Some people have been recirculating a video of McCain on the campaign trail in 2008, in which he defended his Democratic opponent Barack Obama to a woman referencing a racist birther conspiracy.
“I can’t trust Obama. I have read about him, and he’s not, um...he’s an Arab,” the woman said, approaching McCain at a town hall in Lakeville, Minnesota, in October 2008.
McCain then cut the woman off and took back the microphone. “No, ma’am,” he said. “He’s a decent family man [and a] citizen that I just happen to have disagreements with on fundamental issues, and that’s what the campaign’s all about. He's not [an Arab]. Thank you.”
McCain, in fact, defended Obama twice that night. First, when another supporter said he was "scared" of an Obama presidency, McCain replied: "I have to tell you, Sen. Obama is a decent person and a person you don’t have to be scared of as president of the United States."
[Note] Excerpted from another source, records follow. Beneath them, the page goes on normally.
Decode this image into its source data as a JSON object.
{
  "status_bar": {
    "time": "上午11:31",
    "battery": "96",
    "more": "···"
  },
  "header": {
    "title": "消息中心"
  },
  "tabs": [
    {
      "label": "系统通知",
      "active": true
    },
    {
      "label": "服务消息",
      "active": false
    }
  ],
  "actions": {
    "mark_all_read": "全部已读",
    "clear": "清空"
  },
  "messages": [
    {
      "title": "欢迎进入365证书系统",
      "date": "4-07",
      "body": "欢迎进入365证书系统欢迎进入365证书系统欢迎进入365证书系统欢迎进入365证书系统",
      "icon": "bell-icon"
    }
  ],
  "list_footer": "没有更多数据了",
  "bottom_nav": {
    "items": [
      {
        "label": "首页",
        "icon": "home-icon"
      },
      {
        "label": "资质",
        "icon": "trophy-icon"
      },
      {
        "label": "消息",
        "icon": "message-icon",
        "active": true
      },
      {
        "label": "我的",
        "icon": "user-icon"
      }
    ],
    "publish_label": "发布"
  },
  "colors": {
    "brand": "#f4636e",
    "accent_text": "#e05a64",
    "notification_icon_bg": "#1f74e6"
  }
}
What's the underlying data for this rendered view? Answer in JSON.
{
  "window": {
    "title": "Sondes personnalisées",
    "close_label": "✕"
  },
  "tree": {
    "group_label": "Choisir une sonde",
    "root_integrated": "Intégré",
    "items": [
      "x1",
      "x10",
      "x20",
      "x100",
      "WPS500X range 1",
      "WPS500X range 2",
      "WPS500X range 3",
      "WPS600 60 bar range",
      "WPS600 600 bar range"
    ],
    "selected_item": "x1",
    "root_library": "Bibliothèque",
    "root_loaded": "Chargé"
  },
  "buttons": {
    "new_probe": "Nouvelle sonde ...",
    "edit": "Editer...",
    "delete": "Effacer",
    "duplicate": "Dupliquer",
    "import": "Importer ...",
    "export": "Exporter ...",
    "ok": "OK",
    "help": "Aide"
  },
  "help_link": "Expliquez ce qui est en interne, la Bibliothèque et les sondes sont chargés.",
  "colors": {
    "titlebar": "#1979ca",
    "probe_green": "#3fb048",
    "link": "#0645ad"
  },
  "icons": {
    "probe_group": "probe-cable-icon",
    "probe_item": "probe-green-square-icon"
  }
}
The responses were met with heckles, boos, and a smattering of light applause, according to news reports published at the time.
Writer Stephen King called it McCain's "finest moment."
Former Obama aides and supporters expressed their gratitude for McCain's courage in standing up to bigotry and racism directed at his political opponent.
Some people contrasted McCain's words with the more aggressive style of President Donald Trump, who, incidentally, was a vocal proponent of conspiracy theories regarding Obama's citizenship during the Democrat's presidency.
Others said that the moment embodied McCain's commitment to his principles, even when doing so cost him politically.
And some people pointed out that the graciousness McCain displayed toward his opponent is largely absent in today's hyperpartisan climate.
"He was a dignified and respectful man," one user wrote, "we need more not less."
"Once a hero, always a hero," tweeted author Ali Rizvi.
Not everyone, however, was as impressed by the clip, with some interpreting his remarks to be insulting to Arabs.
In a statement reacting to McCain's death Saturday, Obama said that despite differences in their politics and backgrounds, the 2008 presidential opponents had "a fidelity to something higher — the ideals for which generations of Americans and immigrants alike have fought, marched and sacrificed.”
"We saw this country as a place where anything is possible — and citizenship as our patriotic obligation to ensure it forever remains that way," Obama wrote.
McCain has asked both Obama and former president George W. Bush — whom the Arizona Republican unsuccessfully challenged for the 2000 Republican presidential nomination — to deliver eulogies at his funeral, according to several news reports Saturday.